While the latest Lexus GS only recently went on sale, you can already pick one up for around £15,000 less than it cost new. It may not be as fun as the BMW 5 Series and lacks the quality feel of the Audi A6, but the GS is one of the most refined and comfortable cars on sale.
Plus, this is the hybrid version in top-spec Premier trim, so you get heated and cooled front seats, a rear view camera and full leather upholstery included.
Fair price: £19,482
BMW’s best seller has always been a big hit with fleets and private customers alike, making it a regular in the top 10 of the new car sales charts.
This popularity means the 3 Series frequently outsells supposedly more mainstream models, such as the Ford Mondeo and Vauxhall Insignia. A large part of its appeal lies in the image. BMW’s status as a premium brand is without question, and the E90 3 Series – produced between late 2004 and late 2011
– exemplifies this, with sharp, angular styling and superb build quality.
Even though the oldest examples are now over nine years old, they still feel modern and well screwed together. Throw in Touring estate and folding hard-top Convertible versions, and the appeal of the range is clear.
So, the 3 Series has plenty of reasons to attract second-hand customers. Add its superb handling, even in entry-level trim, and the fact that it’ll raise a smile even on the most mundane journeys, and our compact executive class champion is a tough act to beat.
The 3 Series range comes in two distinct flavours: the sports models, which are powerful and focused on performance, and the business-oriented models, which are powered by efficient, yet pokey, diesel engines. The latter make more compelling second-hand purchases and are much more common on the used market.
The reasons for this are obvious. Fleet managers can put a BMW 3 Series on the company roster, run it for three years and retire it from active duty with around 60,000 miles on the clock having encountered very few problems. And stronger-than-average residual values mean the cars are still worth
a lot, so overall they don’t cost much to run.
As a used punter, that’s great news, as it means there’s a strong supply of well maintained 318ds and 320ds on the market. Offer a 3 Series a good home, and you won’t be disappointed.
Fair price: £2,995
Lexus’ compact exec has always been a little left of centre, with its petrol only, six-cylinder engine strategy. The second-generation was a bit more mainstream with a diesel option, but didn’t sell in great numbers, so is good value today.

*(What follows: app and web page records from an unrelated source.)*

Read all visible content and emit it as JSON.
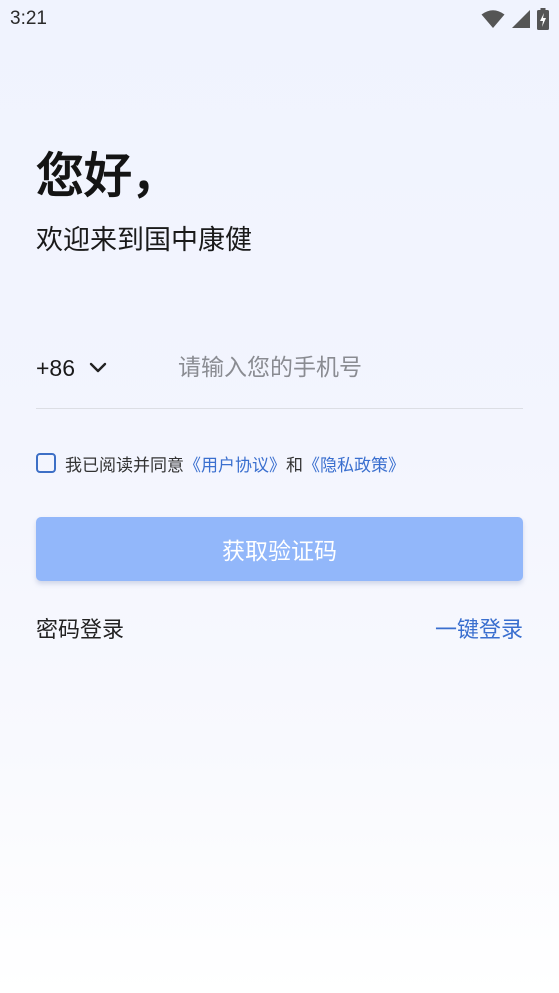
{
  "status_bar": {
    "time": "3:21"
  },
  "header": {
    "greeting": "您好，",
    "welcome": "欢迎来到国中康健"
  },
  "phone": {
    "country_code": "+86",
    "placeholder": "请输入您的手机号",
    "value": ""
  },
  "agreement": {
    "checked": false,
    "prefix": "我已阅读并同意",
    "user_agreement": "《用户协议》",
    "conjunction": "和",
    "privacy_policy": "《隐私政策》"
  },
  "actions": {
    "get_code": "获取验证码",
    "password_login": "密码登录",
    "onekey_login": "一键登录"
  },
  "colors": {
    "accent": "#3a6fcf",
    "button_disabled": "#92b7fa"
  },
  "icons": {
    "wifi": "wifi-icon",
    "signal": "signal-icon",
    "battery": "battery-charging-icon",
    "dropdown": "chevron-down-icon"
  }
}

Fair price: £14,500
if your budget can stretch to BMW’s latest 3 Series, even better. This model backs up impeccable handling and great looks with tax-friendly EfficientDynamics and ActiveHybrid models. It also holds on to its value impressively well.